Parent Management Training is an intervention used specifically to treat children and adolescents with oppositional, aggressive, and antisocial behaviors. Parent Management Training, or PMT, is based upon operant conditioning. PMT involves teaching parents techniques to help their children improve behaviors and learn new skills. PMT, like applied behavior analysis (ABA), is focused on teaching socially significant or socially important behaviors and skills to improve the quality of life of the identified client.
Although PMT is a complex intervention, it is based upon four core ideas:
- PMT is based upon a specific conceptual view of how to improve behaviors and skills in the area of social, emotional, and behavioral functioning.
- PMT includes a set of principles and strategies (treatment techniques) that are based upon the conceptual views of human functioning.
- PMT incorporates active teaching methods to help parents learn specific skills that will help them to improve their childs behaviors and functioning. Strategies incorporate practice, role play, and other active methods.
- PMT includes both assessment and evaluation to guide treatment and assist with progress being made on treatment goals.
PMT is based upon the literature and research found in learning theory. This is similar to an ABA approach. ABA is based upon the science of learning and behavior. PMT, like ABA, is based primarily on operant conditioning which addresses antecedents and consequences of behavior. PMT includes many behavioral concepts. There is a heavy focus on positive reinforcement. PMT, like ABA, incorporates data collection and monitoring of progress throughout treatment so that the clinician can make decisions about any changes that may need to be made to the intervention strategies being used as well as to develop new treatment goals once current treatment goals are met.
As mentioned, PMT is based primarily on operant conditioning. Some behaviors and skills that operant conditioning may address include:1

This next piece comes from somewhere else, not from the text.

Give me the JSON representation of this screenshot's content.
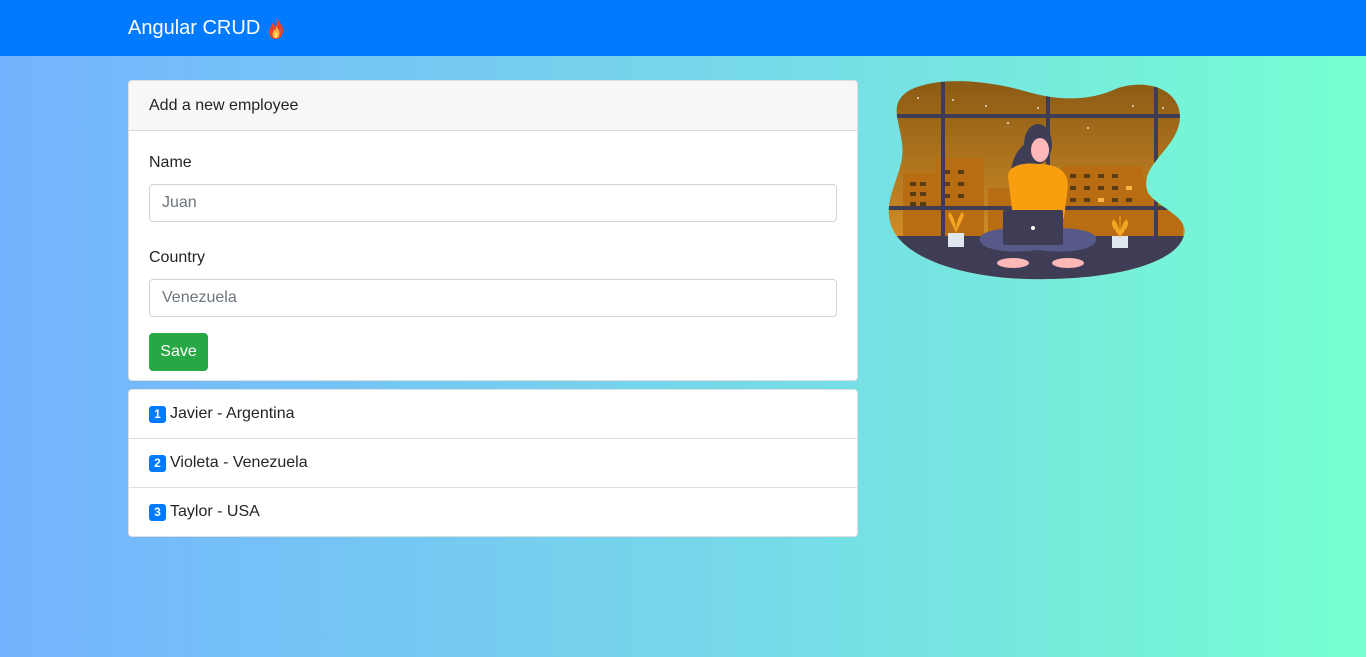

- Improving academic skills
- Improving behaviors in a classroom setting
- Improving social skills
- Assisting individuals with developmental delays improve skills of daily functioning
- Preventing delinquent behavior for at-risk youth
- Improving performance of athletes
- Assisting with organizational and employment issues
- Helping men and women in the military to learn new skills
Although the principles of PMT, as they are founded on behavioral learning theory including operant conditioning, apply to a wide variety of populations and issues, the primary focus of PMT has been on treatment for children with oppositional, aggressive, and antisocial behaviors. PMT strategies can also be used for parents who would like guidance on typical parenting issues (even without their child having a clinical diagnosis or atypical behavioral issue).
PMT began in the 1960s. PMT partially came out of the idea that parents, even without professional training, can influence their childs behaviors and help their children to overcome challenges and learn new skills. PMT focused on operant conditioning and how this concept applies to everyday life rather than just treating a child in a clinic setting.
PMT was greatly influenced by the work of Gerald Patterson. He was interested in applied behavior analysis, data collection, and children with aggressive behaviors among other topics. He specifically looked at the concept of coercion.
Coercion refers to a particular style of interaction between a parent and a child. This interaction includes a sequence of behaviors between both individuals (actions and reactions) that increase the frequency and intensity of aggressive behaviors. This was groundbreaking in the area of parent-child interactions and how the dynamic nature of this relationship can be influenced positively and negatively to improve or worsen the quality of the relationship as well as the behaviors displayed. ABA and PMT both consider how negative reinforcement plays a role in the maintenance of aggressive behaviors for some individuals.1
In PMT, clinicians consider the probability that a behavior may or may not occur. Rather than saying one person caused the other person to do something, PMT looks at one behavior as increasing or decreasing the likelihood of another behavior from occurring.
PMT may be an effective approach to use in ABA parent training if a child has aggressive or noncompliant behaviors. Of course, intervention should be individualized to the client but PMT is one approach that may provide some further guidance to clinicians providing ABA parent training.
To learn more about ABA parent training or to get some free ABA parent training lessons, you can visit ABAParentTraining.com
1Kazdin, A. E. (2005). Parent Management Training. New York, New York. Oxford University Press.